My eyes closed, sitting quietly in a meditative position surrounded by people, listening to the soft gentle music playing, I realized how entitled I had been feeling towards the people I would have least expected: my parents.
It was six weeks ago, while at an ecstatic dance retreat in rural Portugal, that my relationship and attitude towards my parents shifted in a profound way. I had waited this long to share my reflection on it, as I was curious to see if it would stick. And it has.
With years of therapy and mindfulness practices, it is often highlighted how my childhood experiences and traumas have shaped me as an adult.
There are no doubt qualities and traits that I do not appreciate or like about myself, and it becomes easy to point the finger at my parents. Over time, a sense of entitlement had built up.
The sense of entitlement that I now realize that had been growing towards my parents disappeared in that moment six weeks ago and remains nowhere to be found. The insight that triggered this powerful shift in state was realizing that I only exist because of them. They literally and figuratively created me. And their parents them. With this understanding, I was brought to tears immediately and remain flooded with gratitude for them today. I do not need them to be perfect anymore.
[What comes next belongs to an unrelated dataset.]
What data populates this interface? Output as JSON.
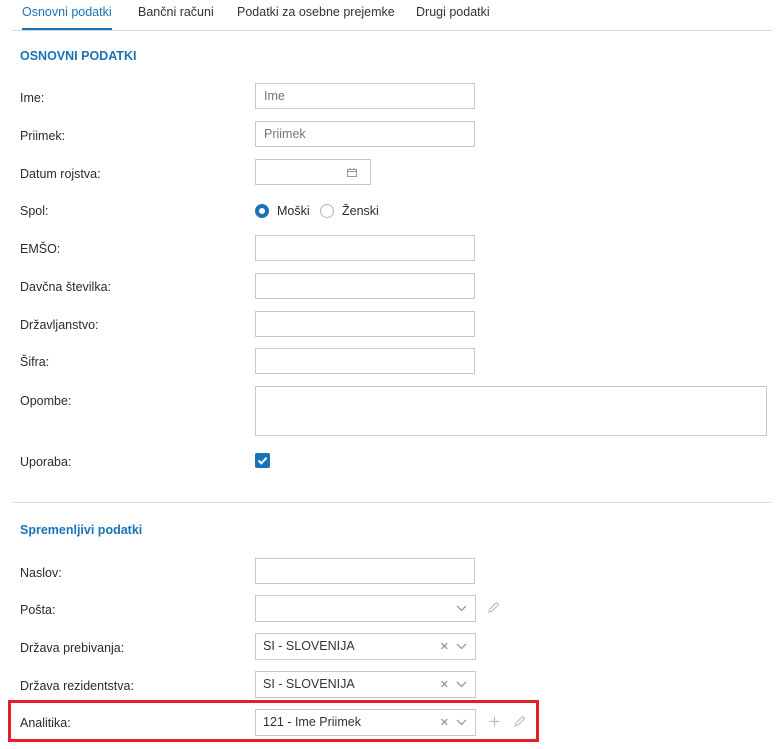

I have recognized two powerful states of mind that can significantly impact my perspective on life: gratitude and entitlement.
These states are like opposites and they shape my experiences, emotions, and responses in whatever context I am in. It is evident to me that both gratitude and entitlement are states of being, not static positions. I can move from one state to the other. Recognizing the signs of each state helps me to make conscious choices of how I wish to be.
To cultivate gratitude, as a habit and skill, some daily practices help anchor me, including journaling, meditation, and expressing gratitude to others. Sharing my feelings of gratitude towards others also has the added benefit of strengthening my relationships.
Starting my day with gratitude sets a positive tone and helps me maintain a grounded mindset throughout the day, limiting any tendency to float into a state of entitlement. As gratitude is nurtured, it creates a barrier against the sense of entitlement, preventing it from taking root and growing. Gratitude allows me to appreciate the present moment and the abundance that already exists, while entitlement focuses on what is lacking or what I believe I deserve.
Entitlement often leads to disappointment and frustration, as it hinges on a self belief that I deserve something different or better than what is in front of me. When I notice feelings of disappointment, that might be a sign of entitlement creeping in. By actively searching for the positive aspects of a situation, I can counteract the negative emotions associated with entitlement and foster a more balanced and positive outlook.
Some examples of this shift from entitlement to gratitude:
At work, one may often feel overlooked for a promotion or under appreciated for their effort. This happens a lot. Approaching the situation from a place of gratitude for the opportunity, people, learning, and growth will signal a positive energy and enthusiasm that will be noticed, whereas from a place of entitlement will generate an us vs them attitude which can easily become counterproductive.
Among friends, one may feel envious of a close friend's success and accomplishments, thinking that they deserve the same. Recognizing this sense of entitlement, practicing gratitude for the friendship and the inspiration it provides can be a positive catalyst for change and a source of motivation. Whereas a sense of entitlement will surely lead to a feeling of discouragement.
Experiencing the shift between a state of entitlement to a state of gratitude continues to be transformative for me.
The beauty of this shift of attitude towards my parents is that my parents had nothing to do with it. They did not change one bit. What changed was my perspective.
It is a delicate dance, within myself, to observe how I naturally feel and at times, take the lead to move into a different state, one that is positive and productive for who and what it is that I value and love.